I met my goal, getting approximately 3 hours of exercise each week for about 8 weeks (refer to Table 1.). I was not expecting to succeed. However, I was very motivated and set aside time each morning to exercise, as I recognized that I am typically tired and lazy in the evenings. Moreover, I set a rather strict schedule, exercising every Monday, Wednesday, and Friday. I did run into some barriers that often required me to instead exercise in the afternoon or evening. These barriers include watching television, going out with friends, and completing copious amounts of homework. However, I do not regret succumbing to tempting obstacles, such as Netflix, because removing these barriers from my daily life is not realistic and may cause me to resent exercising. Nevertheless, I found that following a schedule greatly increased my chances of success, along with holding myself accountable in a journal. In the future, in order to be more successful with my behavior change, I would focus on exercising in a way that I enjoy.
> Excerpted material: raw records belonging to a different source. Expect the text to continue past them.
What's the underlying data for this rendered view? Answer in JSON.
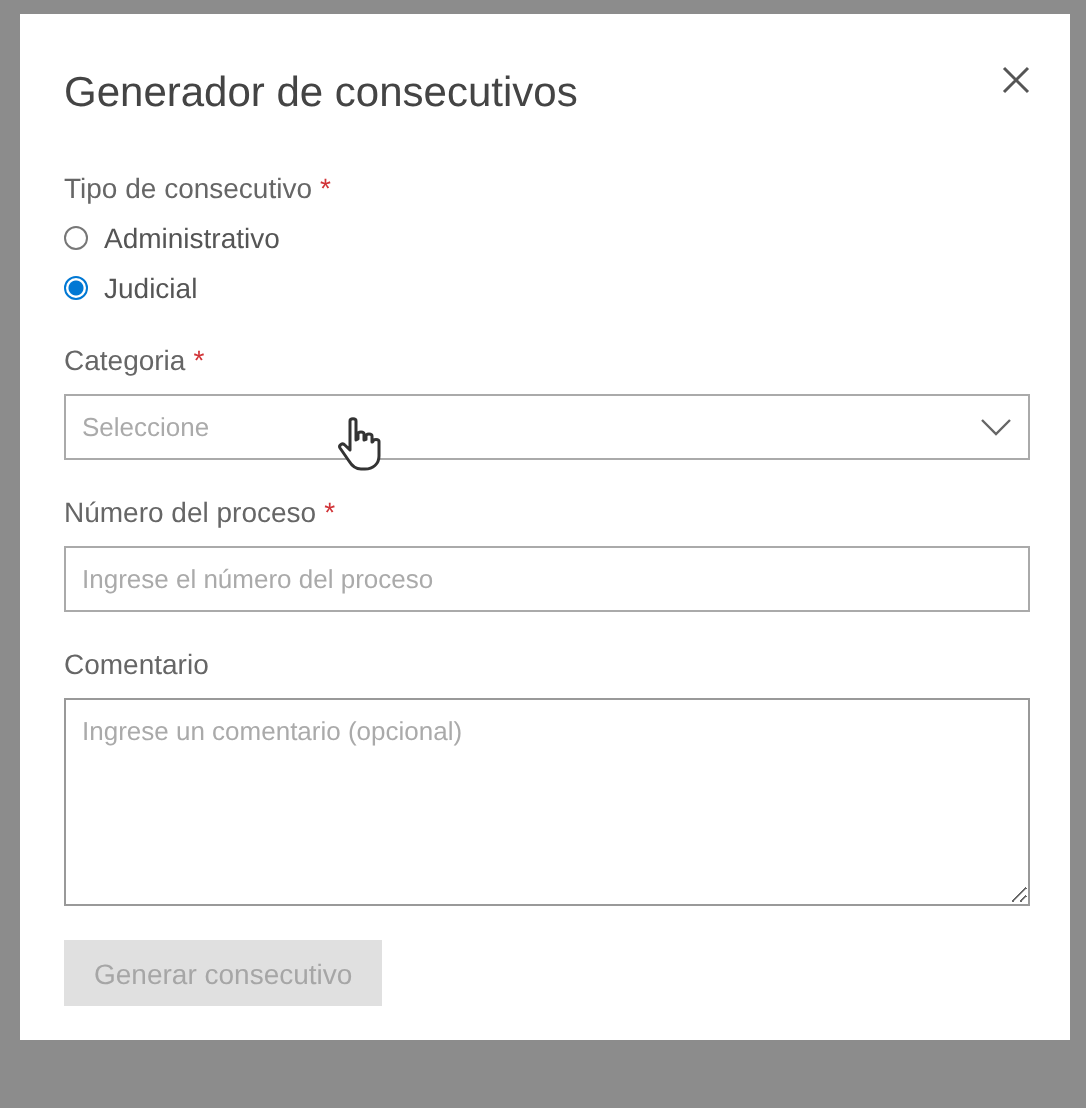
{
  "dialog": {
    "title": "Generador de consecutivos"
  },
  "type_field": {
    "label": "Tipo de consecutivo",
    "required_mark": "*",
    "options": [
      {
        "label": "Administrativo",
        "selected": false
      },
      {
        "label": "Judicial",
        "selected": true
      }
    ]
  },
  "category_field": {
    "label": "Categoria",
    "required_mark": "*",
    "placeholder": "Seleccione"
  },
  "process_field": {
    "label": "Número del proceso",
    "required_mark": "*",
    "placeholder": "Ingrese el número del proceso"
  },
  "comment_field": {
    "label": "Comentario",
    "placeholder": "Ingrese un comentario (opcional)"
  },
  "submit_button": {
    "label": "Generar consecutivo",
    "disabled": true
  }
}
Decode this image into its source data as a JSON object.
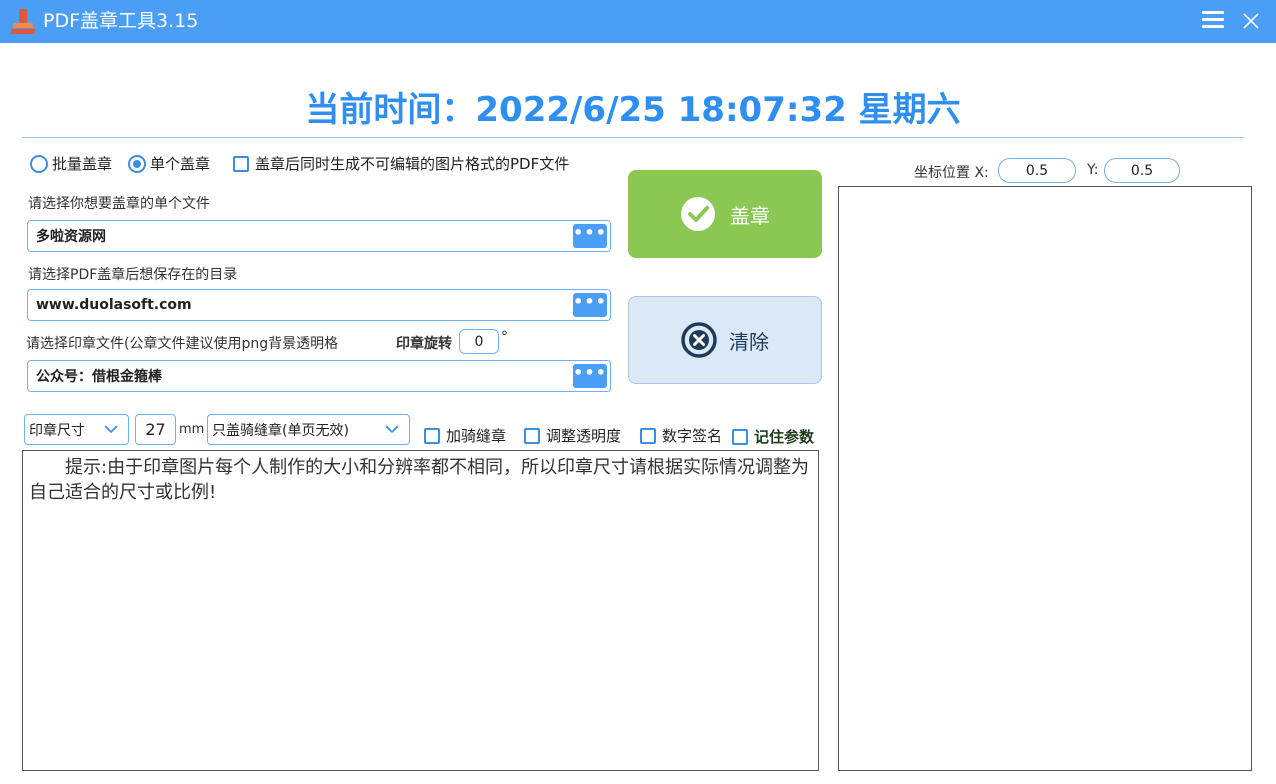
{
  "window": {
    "title": "PDF盖章工具3.15"
  },
  "clock": {
    "text": "当前时间：2022/6/25 18:07:32  星期六"
  },
  "mode": {
    "batch_label": "批量盖章",
    "single_label": "单个盖章",
    "selected": "single",
    "image_pdf_label": "盖章后同时生成不可编辑的图片格式的PDF文件"
  },
  "file_select": {
    "label": "请选择你想要盖章的单个文件",
    "value": "多啦资源网"
  },
  "save_dir": {
    "label": "请选择PDF盖章后想保存在的目录",
    "value": "www.duolasoft.com"
  },
  "seal_file": {
    "label": "请选择印章文件(公章文件建议使用png背景透明格",
    "rotation_label": "印章旋转",
    "rotation_value": "0",
    "degree_sign": "°",
    "value": "公众号：借根金箍棒"
  },
  "buttons": {
    "stamp_label": "盖章",
    "clear_label": "清除",
    "browse_dots": "•••"
  },
  "size_row": {
    "size_select": "印章尺寸",
    "size_value": "27",
    "unit": "mm",
    "seam_select": "只盖骑缝章(单页无效)",
    "seam_label": "加骑缝章",
    "opacity_label": "调整透明度",
    "signature_label": "数字签名",
    "remember_label": "记住参数"
  },
  "tip": {
    "text": "提示:由于印章图片每个人制作的大小和分辨率都不相同，所以印章尺寸请根据实际情况调整为自己适合的尺寸或比例!"
  },
  "coords": {
    "label": "坐标位置 X:",
    "x_value": "0.5",
    "y_label": "Y:",
    "y_value": "0.5"
  },
  "colors": {
    "titlebar": "#4b9ef5",
    "clock": "#2f8ff0",
    "stamp_button": "#8ac853",
    "clear_button": "#dbe9f6"
  }
}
Some of the workouts I completed for my goal were not enjoyable, and, as a result, I often felt like giving up. Therefore, in order to stay motivated, I would concentrate on sports and walks as my source of exercise if I were to repeat this project.
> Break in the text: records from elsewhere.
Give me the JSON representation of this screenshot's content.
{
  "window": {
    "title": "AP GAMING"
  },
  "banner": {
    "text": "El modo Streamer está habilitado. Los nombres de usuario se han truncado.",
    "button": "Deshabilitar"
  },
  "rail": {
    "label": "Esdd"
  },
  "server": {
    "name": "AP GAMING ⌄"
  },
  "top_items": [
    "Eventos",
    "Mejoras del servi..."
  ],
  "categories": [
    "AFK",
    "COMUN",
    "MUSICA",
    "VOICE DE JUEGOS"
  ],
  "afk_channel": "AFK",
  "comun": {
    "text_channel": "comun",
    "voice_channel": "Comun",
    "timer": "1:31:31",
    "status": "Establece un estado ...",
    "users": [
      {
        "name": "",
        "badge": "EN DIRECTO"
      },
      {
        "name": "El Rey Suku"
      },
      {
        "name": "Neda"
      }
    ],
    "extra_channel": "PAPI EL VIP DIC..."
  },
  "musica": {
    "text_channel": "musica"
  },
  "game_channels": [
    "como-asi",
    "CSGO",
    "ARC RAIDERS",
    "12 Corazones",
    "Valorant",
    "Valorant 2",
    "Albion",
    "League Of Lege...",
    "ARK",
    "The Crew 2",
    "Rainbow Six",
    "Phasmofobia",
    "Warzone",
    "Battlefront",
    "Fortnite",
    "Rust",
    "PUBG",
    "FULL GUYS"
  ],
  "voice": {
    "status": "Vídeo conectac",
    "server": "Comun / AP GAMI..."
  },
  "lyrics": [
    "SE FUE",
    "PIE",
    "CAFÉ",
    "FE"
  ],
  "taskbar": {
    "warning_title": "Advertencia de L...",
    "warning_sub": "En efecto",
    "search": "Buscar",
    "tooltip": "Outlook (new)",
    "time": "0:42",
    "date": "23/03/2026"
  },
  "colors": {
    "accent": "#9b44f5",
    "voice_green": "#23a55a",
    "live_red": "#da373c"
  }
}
This process, which included documenting my actions relating to my health goal on a daily basis, helped me to achieve success. I often make schedules for myself that include a list of tasks to complete for the day. Therefore, by adding exercising to the list, it became a priority rather than a neglected chore. From this project, I learned that if I truly apply myself and work towards my goals, even if there is only a little progress each day, I can be successful. I easily see myself using this process in the future to change other behaviors, and I would recommend it others as well.
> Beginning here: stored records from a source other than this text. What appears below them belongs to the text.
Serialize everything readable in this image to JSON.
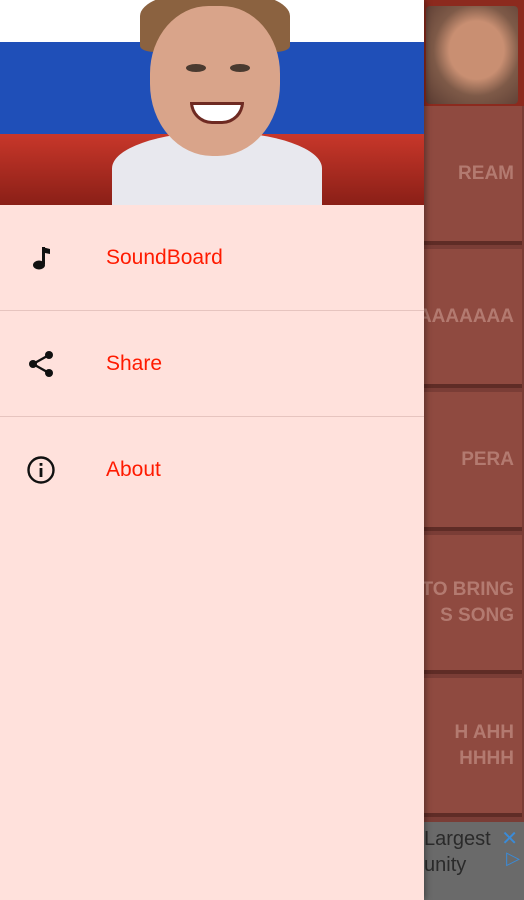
{
  "background_app": {
    "cards": [
      {
        "text_lines": [
          "REAM"
        ]
      },
      {
        "text_lines": [
          "AAAAAAA"
        ]
      },
      {
        "text_lines": [
          "PERA"
        ]
      },
      {
        "text_lines": [
          "TO BRING",
          "S SONG"
        ]
      },
      {
        "text_lines": [
          "H AHH",
          "HHHH"
        ]
      }
    ],
    "ad": {
      "text_line1": "Largest",
      "text_line2": "unity",
      "close_icon": "close-icon",
      "arrow_icon": "play-arrow-icon"
    }
  },
  "drawer": {
    "menu": [
      {
        "label": "SoundBoard",
        "icon": "music-note-icon"
      },
      {
        "label": "Share",
        "icon": "share-icon"
      },
      {
        "label": "About",
        "icon": "info-icon"
      }
    ],
    "label_color": "#ff1a00"
  }
}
- Buchner, D. M. (2009). Physical Activity and Prevention of Cardiovascular Disease in Older Adults. Clinics in Geriatric Medicine, 25(4), 661–675. doi: 10.1016/j.cger.2009.08.002
- Fanning, J., Walkup, M. P., Ambrosius, W. T., Brawley, L. R., Ip, E. H., Marsh, A. P., & Rejeski, W. J. (2017). Change in health-related quality of life and social cognitive outcomes in obese, older adults in a randomized controlled weight loss trial: Does physical activity behavior matter? Journal of Behavioral Medicine, 41(3), 299–308. doi: 10.1007/s10865-017-9903-6
- Paungmali, A., Joseph, L. H., Punturee, K., Sitilertpisan, P., Pirunsan, U., & Uthaikhup, S. (2018). Immediate Effects of Core Stabilization Exercise on β-Endorphin and Cortisol Levels Among Patients With Chronic Nonspecific Low Back Pain: A Randomized Crossover Design. Journal of Manipulative and Physiological Therapeutics, 41(3), 181–188. doi: 10.1016/j.jmpt.2018.01.002
- Puterman, E., Weiss, J., Lin, J., Schilf, S., Slusher, A. L., Johansen, K. L., & Epel, E. S. (2018). Aerobic exercise lengthens telomeres and reduces stress in family caregivers: A randomized controlled trial – Curt Richter Award Paper 2018. Psychoneuroendocrinology, 98, 245–252. doi: 10.1016/j.psyneuen.2018.08.002
- Rosenthal, R. J., Morton, J., Brethauer, S., Mattar, S., Maria, E. D., Benz, J. K., … Sterrett, D. (2017). Obesity in America. Surgery for Obesity and Related Diseases, 13(10), 1643–1650. doi: 10.1016/j.soard.2017.08.002